Yesterday I was a victim of a violent assault. I am still suffering from the shock of this attack and am trying to deal with the complex emotions which this incident has evoked.
It was an unprovoked and brutal attack. No other members of the public came to my aid or even attempted to contact store security, not even the perpetrator’s father who I noticed looked on with a vacant expression and then, rather gormlessly, glided over to peruse the morning papers near the stationery aisle.

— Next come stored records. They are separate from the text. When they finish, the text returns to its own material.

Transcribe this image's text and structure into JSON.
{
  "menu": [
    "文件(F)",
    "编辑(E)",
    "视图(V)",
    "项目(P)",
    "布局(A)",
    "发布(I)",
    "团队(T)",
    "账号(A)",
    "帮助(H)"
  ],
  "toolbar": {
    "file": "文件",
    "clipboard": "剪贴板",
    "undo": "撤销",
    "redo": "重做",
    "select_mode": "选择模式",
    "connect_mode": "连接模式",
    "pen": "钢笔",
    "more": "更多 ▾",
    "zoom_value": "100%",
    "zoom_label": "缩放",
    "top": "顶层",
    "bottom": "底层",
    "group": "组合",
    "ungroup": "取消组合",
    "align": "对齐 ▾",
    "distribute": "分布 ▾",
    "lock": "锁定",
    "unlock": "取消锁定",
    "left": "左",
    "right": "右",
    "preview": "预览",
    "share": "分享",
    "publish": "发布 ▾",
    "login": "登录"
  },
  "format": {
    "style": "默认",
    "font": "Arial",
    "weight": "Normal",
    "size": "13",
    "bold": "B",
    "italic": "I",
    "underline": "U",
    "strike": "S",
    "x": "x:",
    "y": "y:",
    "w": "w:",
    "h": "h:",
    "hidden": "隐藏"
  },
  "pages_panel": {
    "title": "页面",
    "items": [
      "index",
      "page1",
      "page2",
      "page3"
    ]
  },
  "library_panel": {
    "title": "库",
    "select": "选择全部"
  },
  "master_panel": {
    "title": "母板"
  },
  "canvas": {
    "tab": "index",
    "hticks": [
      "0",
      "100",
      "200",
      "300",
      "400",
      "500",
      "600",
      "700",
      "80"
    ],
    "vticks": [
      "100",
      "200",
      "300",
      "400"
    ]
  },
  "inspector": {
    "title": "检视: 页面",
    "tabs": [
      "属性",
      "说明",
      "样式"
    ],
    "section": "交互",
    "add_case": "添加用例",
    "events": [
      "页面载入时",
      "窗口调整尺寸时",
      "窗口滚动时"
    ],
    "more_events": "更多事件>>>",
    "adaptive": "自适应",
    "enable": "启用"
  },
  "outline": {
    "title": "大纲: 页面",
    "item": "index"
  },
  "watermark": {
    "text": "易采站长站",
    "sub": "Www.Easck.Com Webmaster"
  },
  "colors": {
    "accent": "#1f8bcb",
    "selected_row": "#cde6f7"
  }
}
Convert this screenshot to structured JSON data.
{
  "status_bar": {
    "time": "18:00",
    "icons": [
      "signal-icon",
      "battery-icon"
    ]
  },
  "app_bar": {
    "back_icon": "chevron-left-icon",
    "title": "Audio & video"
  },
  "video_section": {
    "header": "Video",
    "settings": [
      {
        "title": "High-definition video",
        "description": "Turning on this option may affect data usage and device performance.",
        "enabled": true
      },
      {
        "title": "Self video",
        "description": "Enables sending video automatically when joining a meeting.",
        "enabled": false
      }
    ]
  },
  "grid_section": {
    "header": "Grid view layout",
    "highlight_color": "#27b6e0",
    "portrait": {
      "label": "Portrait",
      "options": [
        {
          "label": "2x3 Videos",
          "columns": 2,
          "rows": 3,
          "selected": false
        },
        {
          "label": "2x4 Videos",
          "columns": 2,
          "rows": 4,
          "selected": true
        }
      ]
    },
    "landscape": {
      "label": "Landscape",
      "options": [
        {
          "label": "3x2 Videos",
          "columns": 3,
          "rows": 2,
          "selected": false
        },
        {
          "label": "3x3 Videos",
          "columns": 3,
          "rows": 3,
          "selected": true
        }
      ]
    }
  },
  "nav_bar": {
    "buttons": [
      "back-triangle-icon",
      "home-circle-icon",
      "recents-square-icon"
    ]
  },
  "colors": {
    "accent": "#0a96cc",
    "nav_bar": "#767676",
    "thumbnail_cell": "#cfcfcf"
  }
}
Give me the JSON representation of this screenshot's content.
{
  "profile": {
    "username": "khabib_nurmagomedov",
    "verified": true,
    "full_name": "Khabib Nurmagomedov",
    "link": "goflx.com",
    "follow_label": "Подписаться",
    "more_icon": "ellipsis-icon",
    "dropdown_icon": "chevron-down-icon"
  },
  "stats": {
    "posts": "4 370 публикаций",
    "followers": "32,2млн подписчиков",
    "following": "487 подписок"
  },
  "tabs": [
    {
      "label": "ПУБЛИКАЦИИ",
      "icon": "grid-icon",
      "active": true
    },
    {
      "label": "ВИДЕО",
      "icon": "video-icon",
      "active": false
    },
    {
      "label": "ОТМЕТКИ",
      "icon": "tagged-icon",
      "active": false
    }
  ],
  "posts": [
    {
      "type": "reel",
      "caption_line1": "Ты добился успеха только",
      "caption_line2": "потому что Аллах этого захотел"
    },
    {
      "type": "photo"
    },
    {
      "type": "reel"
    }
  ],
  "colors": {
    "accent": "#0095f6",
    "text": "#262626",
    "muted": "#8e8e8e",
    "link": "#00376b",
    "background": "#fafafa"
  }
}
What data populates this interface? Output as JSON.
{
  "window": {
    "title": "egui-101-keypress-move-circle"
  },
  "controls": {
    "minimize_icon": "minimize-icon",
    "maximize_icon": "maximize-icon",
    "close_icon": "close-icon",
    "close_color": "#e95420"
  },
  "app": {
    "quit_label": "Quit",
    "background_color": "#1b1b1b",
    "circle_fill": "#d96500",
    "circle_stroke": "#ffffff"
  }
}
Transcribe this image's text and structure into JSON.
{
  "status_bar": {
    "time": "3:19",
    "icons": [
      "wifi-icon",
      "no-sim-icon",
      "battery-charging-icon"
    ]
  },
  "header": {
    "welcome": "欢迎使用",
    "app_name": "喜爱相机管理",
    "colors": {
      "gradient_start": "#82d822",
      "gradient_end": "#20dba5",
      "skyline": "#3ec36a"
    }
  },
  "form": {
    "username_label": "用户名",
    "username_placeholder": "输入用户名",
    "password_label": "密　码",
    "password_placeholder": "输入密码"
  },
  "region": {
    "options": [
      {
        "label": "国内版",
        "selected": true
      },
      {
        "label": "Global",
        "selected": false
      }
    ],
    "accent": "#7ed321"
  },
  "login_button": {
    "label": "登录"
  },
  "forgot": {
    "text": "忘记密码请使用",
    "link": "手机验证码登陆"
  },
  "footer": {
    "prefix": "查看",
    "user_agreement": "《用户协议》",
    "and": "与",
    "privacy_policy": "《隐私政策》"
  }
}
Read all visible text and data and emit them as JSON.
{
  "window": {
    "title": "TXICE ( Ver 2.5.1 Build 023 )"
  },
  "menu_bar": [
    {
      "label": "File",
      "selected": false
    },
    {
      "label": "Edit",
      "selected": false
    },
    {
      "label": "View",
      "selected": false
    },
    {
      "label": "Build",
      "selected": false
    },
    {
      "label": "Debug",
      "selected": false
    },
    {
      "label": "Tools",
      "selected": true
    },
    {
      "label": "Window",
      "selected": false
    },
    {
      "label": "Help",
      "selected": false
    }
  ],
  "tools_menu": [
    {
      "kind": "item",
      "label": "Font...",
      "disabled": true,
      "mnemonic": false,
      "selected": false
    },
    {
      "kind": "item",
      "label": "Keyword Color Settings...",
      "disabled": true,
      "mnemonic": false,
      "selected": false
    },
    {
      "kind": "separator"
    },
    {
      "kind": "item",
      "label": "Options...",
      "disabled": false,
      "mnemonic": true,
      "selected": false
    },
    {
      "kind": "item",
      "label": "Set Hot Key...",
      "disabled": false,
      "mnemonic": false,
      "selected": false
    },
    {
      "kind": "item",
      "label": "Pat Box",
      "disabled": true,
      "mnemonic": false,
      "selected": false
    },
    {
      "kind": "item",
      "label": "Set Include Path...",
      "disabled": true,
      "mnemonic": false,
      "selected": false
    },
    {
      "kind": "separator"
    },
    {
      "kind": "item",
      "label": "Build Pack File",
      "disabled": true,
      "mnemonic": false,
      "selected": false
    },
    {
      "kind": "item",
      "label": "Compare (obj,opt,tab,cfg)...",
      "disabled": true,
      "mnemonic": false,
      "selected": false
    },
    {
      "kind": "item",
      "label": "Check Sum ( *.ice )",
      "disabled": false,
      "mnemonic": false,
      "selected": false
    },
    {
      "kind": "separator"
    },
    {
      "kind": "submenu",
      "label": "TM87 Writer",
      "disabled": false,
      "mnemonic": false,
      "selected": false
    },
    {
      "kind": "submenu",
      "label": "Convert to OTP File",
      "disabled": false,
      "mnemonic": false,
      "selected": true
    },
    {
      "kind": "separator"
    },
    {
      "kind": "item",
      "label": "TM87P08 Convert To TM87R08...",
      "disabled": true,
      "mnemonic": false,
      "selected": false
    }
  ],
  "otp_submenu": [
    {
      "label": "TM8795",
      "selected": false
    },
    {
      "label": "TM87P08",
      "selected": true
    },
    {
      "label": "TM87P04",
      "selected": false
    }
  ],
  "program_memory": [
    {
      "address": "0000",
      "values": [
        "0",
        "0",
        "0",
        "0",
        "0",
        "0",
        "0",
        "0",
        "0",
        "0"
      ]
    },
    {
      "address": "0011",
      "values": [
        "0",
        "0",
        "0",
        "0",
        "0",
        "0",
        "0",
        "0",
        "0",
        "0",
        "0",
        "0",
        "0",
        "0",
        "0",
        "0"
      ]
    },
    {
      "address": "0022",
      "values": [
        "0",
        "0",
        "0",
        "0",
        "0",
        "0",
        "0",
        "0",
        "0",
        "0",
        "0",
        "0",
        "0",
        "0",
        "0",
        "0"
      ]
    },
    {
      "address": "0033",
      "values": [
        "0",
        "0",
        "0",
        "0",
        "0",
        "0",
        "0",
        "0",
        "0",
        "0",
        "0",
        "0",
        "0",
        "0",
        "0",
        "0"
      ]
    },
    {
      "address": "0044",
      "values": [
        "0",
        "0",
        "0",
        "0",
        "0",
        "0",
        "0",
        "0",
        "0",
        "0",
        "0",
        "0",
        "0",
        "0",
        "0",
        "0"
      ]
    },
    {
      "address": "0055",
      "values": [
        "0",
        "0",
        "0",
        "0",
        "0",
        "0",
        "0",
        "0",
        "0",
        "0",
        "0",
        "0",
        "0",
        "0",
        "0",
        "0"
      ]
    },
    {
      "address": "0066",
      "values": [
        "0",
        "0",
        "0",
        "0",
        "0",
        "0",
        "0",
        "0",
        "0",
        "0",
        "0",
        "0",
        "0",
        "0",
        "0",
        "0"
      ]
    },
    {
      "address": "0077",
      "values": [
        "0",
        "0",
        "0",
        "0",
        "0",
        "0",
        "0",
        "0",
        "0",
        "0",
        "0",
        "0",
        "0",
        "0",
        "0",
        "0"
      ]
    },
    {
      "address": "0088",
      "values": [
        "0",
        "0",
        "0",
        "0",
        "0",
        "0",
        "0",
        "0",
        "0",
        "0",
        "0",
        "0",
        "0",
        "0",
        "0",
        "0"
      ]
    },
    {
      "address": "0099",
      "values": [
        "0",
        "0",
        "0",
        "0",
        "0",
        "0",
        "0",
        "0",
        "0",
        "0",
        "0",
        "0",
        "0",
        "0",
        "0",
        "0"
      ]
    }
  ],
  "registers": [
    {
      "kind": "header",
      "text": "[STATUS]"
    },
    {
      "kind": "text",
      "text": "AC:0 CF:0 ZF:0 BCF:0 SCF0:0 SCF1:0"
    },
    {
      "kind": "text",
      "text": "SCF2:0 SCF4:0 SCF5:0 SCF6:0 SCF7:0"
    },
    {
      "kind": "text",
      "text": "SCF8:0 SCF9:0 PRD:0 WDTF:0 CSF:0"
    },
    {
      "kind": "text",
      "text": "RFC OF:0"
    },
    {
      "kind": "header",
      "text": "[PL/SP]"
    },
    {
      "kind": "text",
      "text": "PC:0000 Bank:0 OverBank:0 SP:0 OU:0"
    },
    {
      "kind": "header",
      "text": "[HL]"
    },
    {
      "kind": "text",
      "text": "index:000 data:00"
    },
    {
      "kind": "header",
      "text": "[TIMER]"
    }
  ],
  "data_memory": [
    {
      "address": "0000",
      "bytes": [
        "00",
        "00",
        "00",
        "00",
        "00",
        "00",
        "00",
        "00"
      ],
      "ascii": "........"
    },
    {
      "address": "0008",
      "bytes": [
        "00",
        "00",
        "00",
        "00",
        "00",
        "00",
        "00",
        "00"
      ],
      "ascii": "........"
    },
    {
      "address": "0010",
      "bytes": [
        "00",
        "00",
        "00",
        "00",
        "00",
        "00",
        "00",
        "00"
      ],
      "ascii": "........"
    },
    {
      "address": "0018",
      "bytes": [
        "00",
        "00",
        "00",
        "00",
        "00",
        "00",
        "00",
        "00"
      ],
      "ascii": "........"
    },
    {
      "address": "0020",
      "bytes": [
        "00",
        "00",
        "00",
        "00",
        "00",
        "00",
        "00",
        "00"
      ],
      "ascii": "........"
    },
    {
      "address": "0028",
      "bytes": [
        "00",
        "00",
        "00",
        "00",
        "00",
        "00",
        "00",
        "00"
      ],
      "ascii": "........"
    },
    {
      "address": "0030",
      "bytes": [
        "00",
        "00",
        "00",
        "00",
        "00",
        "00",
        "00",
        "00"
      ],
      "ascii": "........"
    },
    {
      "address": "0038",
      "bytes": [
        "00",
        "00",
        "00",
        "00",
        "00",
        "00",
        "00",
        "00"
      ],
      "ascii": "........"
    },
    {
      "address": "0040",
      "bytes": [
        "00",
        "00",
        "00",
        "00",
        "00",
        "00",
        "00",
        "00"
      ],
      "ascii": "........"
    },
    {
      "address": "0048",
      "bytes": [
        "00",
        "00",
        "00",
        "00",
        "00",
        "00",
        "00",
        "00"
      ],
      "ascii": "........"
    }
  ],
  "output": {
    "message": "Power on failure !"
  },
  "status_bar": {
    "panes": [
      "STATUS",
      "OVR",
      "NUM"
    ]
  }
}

I was struck in the face after attempting to help the perpetrator put on a ‘hello kitty’ baseball cap next to the soft fruit section of my local Tescos. After several failed attempts and repositioning of those annoying little plasticky bits at the back I suggested that my attacker may have outgrown her ‘hello kitty’ baseball cap (which I had struggled to persuade her to wear every single hot and sunny day this summer, but which, after finding in her room one February morning seemed to be the most important ever thing to wear on this particular day) and that perhaps we would have to buy her a new sun hat for this summer.
At these words, spoken softly as I crouched down to calmly talk through my attacker’s disappointment over the matter, she shouted ‘NO!!’ and squarely slapped me across the face with what seemed to be all the strength and effort she could possibly summon.
At this I was forced to abandon my trolley and frog march my attacker back to my car where I performed a kind of ‘citizens arrest’ by giving her a time out on the back seat. After a lot of screaming by my attacker, a failed escape attempt, a lot of kicking of my cars interior and many angry tears, my attackers rage eventually subsided and after a little reconciliatory cuddle I continued with my shopping without any further incident.
That is my story.
My story of violence and of reconciliation.
I shall time them out on the beaches, I shall time them out in the tesco aisles (or just get online delivery), I shall time them out in the fields and in the streets, I shall time them out in the hills, I shall never surrender.
Unless it is really not worth a battle though or I am particularly tired and sleep deprived. Also recently read a book about parenting by Alfie Kohn which suggests that all punishment and reward is totally pointless and harmful for kids anyway. Not sure how he deals with being slapped in the face by his kids in tescos.
Here is a picture of my attacker. Watch out. She is also wanted for impersonating a police officer.
In other news it is also my birthday. Yay!